The useless rear tires immediately break loose, and not in a fun slippy-slidey, way, but rather in a, only-the-left-half-of-the-limited-slip-rear-differential-showed-up-to-work-this-morning-way. Unpredictable, unrewarding, and unsafe all paint a wonderful picture of the disaster that is taking place. The turbo wallop also has over-run. This ensures that when you realize that you’ve Mad Max’d through the boring part of the desert that is the mid range too long, reached this area of chaos and want to return home, abruptly chop your foot off of the throttle, the Esprit engine has decided you’re not off the ride yet. The party continues whether you like it or not.
The engine won’t wind down for a few moments and, despite your foot being off the throttle, instead continues to rev with it’s left-hook-to-the-face of uninvited power despite you begging for forgiveness. This send you into an immediate panic loop. This is the split second that you’re quickly reminded of a couple intersections earlier where you tried to come to a gentlemanly stop, only to be met with a brake pedal that felt like you were pressing a burlap sack against a spinning pottery wheel. Your brain italicizes that moment and then reminds you that the chassis is a bunch of Tinker-Toys glued together with a new, experimental prototype resin.

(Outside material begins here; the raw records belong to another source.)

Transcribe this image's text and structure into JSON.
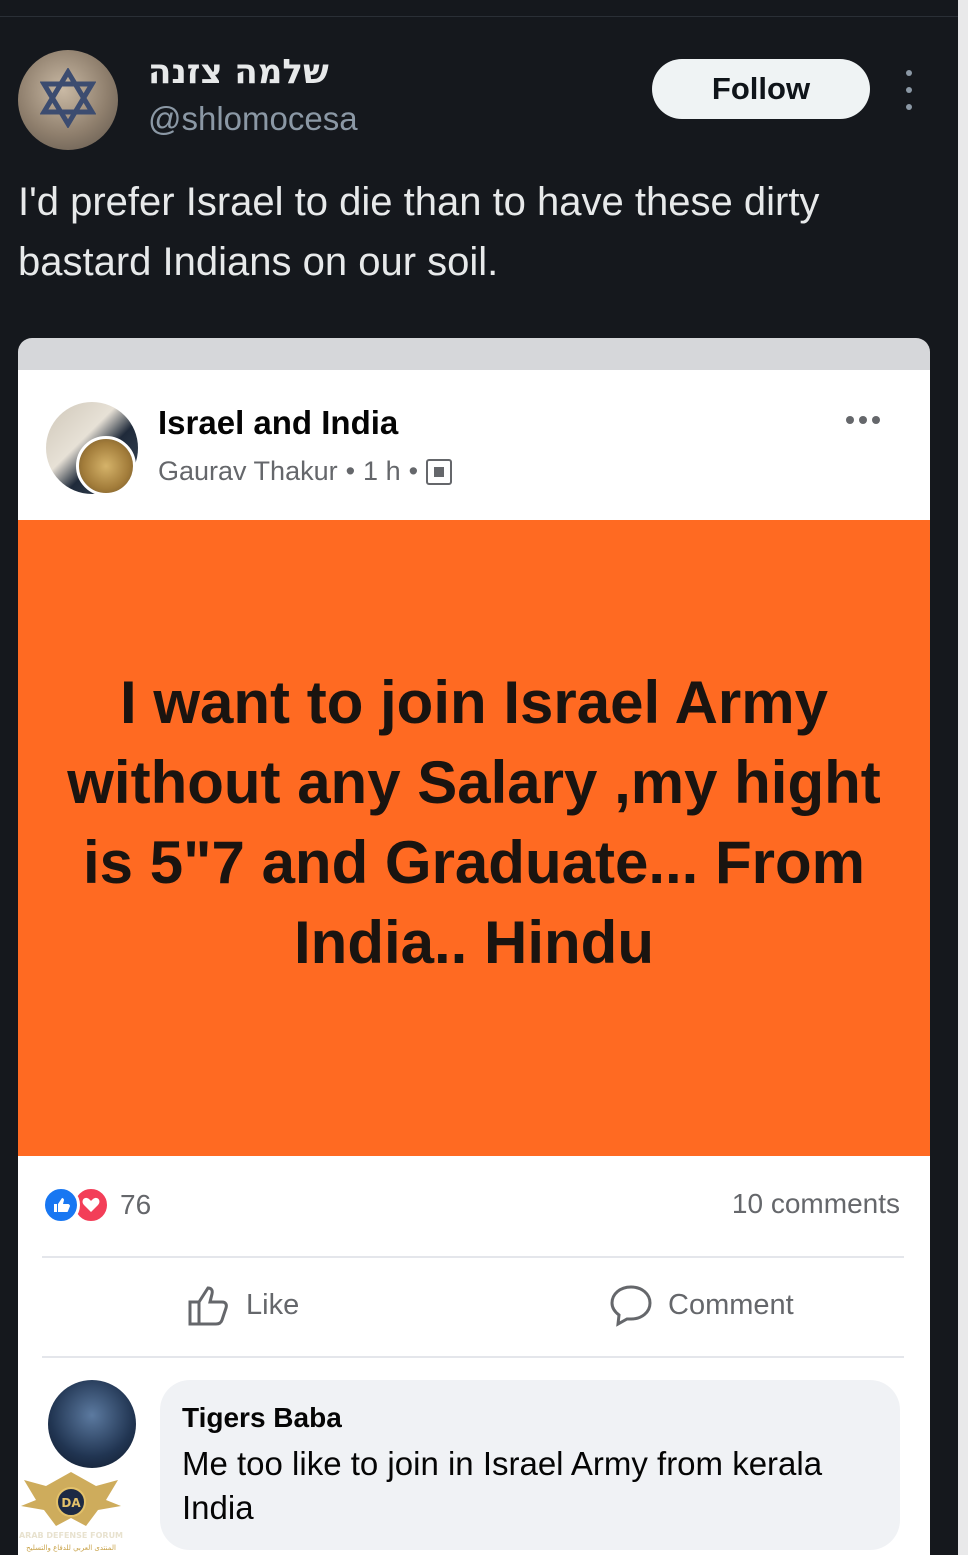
{
  "tweet": {
    "display_name": "שלמה צזנה",
    "handle": "@shlomocesa",
    "follow_label": "Follow",
    "text": "I'd prefer Israel to die than to have these dirty bastard Indians on our soil."
  },
  "fb_post": {
    "group_name": "Israel and India",
    "author": "Gaurav Thakur",
    "time": "1 h",
    "separator": "•",
    "image_text": "I want to join Israel Army without any Salary ,my hight is 5\"7 and Graduate... From India.. Hindu",
    "reaction_count": "76",
    "comments_count": "10 comments",
    "like_label": "Like",
    "comment_label": "Comment",
    "colors": {
      "panel": "#ff6a22",
      "like": "#1877f2",
      "love": "#f33e58"
    }
  },
  "comment": {
    "name": "Tigers Baba",
    "text": "Me too like to join in Israel Army from kerala India"
  },
  "watermark": {
    "line1": "ARAB DEFENSE FORUM",
    "line2": "المنتدى العربي للدفاع والتسليح"
  }
}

The whole chaos of this panic situation is much like having eaten way too many edibles and now you’re strapped into a roller coaster you don’t want to be on anymore, but have no way to get off.
And if you’re lucky enough to live through a single “acceleration pull” in a Lotus Esprit V8, and come to a stop, somehow miraculously, you’re still stuck sitting in a seat that has your legs, spine and neck shaped like a forward leaning horse shoe. You can see the stop light ahead of you because of the low roof line. You can’t change the climate controls because they designed the body and chassis in two different departments, and when they married the two, no one cared to mention that the shifter blocks all the controls. But it doesn’t matter anyways as the A/C on full blast is about the equivalent of being stuck in a sweaty man’s underboob on a humid day only to have your friend remind you what cool, refreshing, ice cold air would feel like if you actually had it.
The car is garbage. And you can argue all you want that “Oh you had one that wasn’t maintained” or “Naw bruh, that was just a bad example of one.” But I digress. I’ve muscled these under maintained and unruly inmates from cell to cell for years and years and years. This is the one, that 8 years later, I still remember as the absolute worst I had ever had to deal with.
Never again. Never.